The idea of universities being bastions of free thinking, free speech, and places where intellectual and social boundaries can be pushed are a thing of the past. Today, in Australia at least, those who run universities are behaving more like CEOs of big companies or government departments. Dissent is restricted, and universities are using legal sledge hammers to rid themselves of those in their ranks who are outspoken or radical in thought, word or deed.

To fortify this observation, one only has to examine the conduct of officials from two of Victoria’s universities this year towards members of their academic staff. Last week, the Chancellor of Victoria University, Frank Vincent, a sitting Supreme Court judge, has had the Victorian Government Solicitor, John Cain, write a threatening letter to James Doughney, who is a member of the University’s Council and a union rep for the National Tertiary Education Union. Dr Doughney’s sin was apparently to write a six-page letter to federal and state MPs earlier this year in which he accused the University’s Vice Chancellor of manufacturing a financial crisis to justify cutting staff positions.

How this accusation could possibly be defamatory is anyone’s guess — it is the sort of statement or assertion made every day in the normal world of political and industrial relations debate. Doughney is not happy and is standing his ground as he should.

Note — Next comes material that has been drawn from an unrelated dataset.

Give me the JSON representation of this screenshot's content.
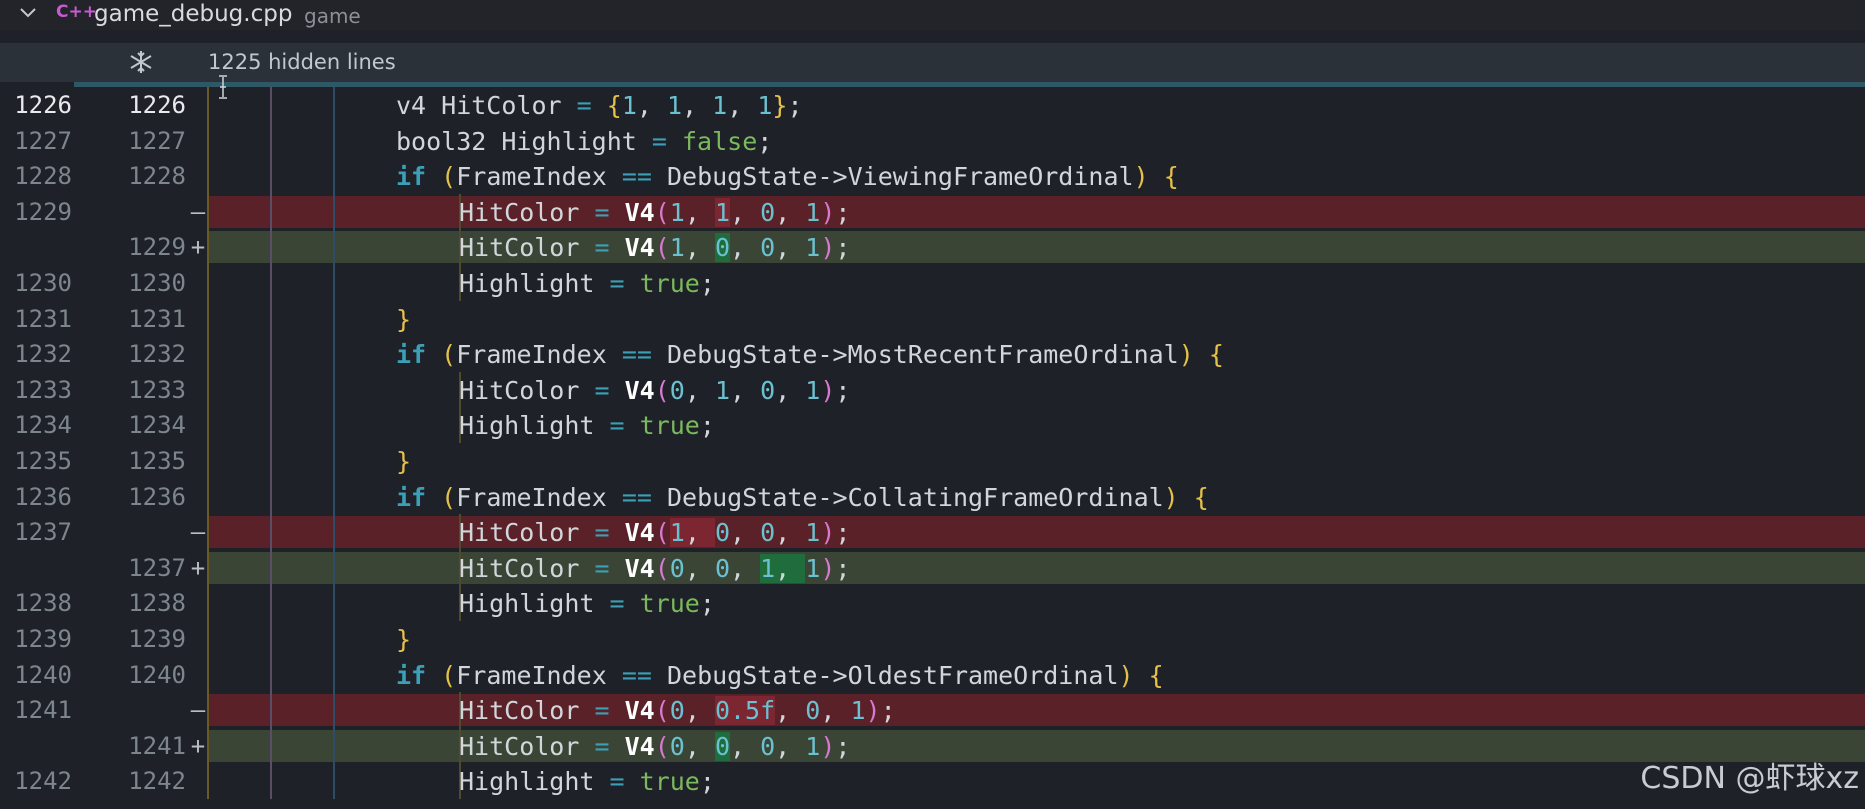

Perhaps he might care to contact another academic, Paul Mees, formerly of Melbourne University, who was charged by Melbourne University with misconduct after he savaged, in some very colourful language, some Victorian government bureaucrats at a conference last year. Melbourne University later dropped the charges against Mees, but not after Mees had to switch jobs and suffer the indignity of adverse publicity.

The rough house treatment of Paul Mees and James Doughney by university administrators are not isolated examples. In tertiary institutions right around the country over the past decade or so, university administrators, the vast majority of whom were once researchers and teachers themselves, are increasingly resorting to the heavy hand of regulation and legal threat to rid their campuses of troublesome characters.

Universities today are obsessed with marketing, making money and corporate image. Those in charge of them see their role as being akin to that of a CEO selling a product or a service. In such a world there is no room for the messy business of freedom of speech and protest. Everyone has to be “on message.”

The case of Dr Doughney is the latest example of this disturbing trend. So what should he do? He should stand his ground, and hopefully other staff at Victoria University will rally around him and force the Chancellor and the Vice Chancellor to withdraw their threat of legal action.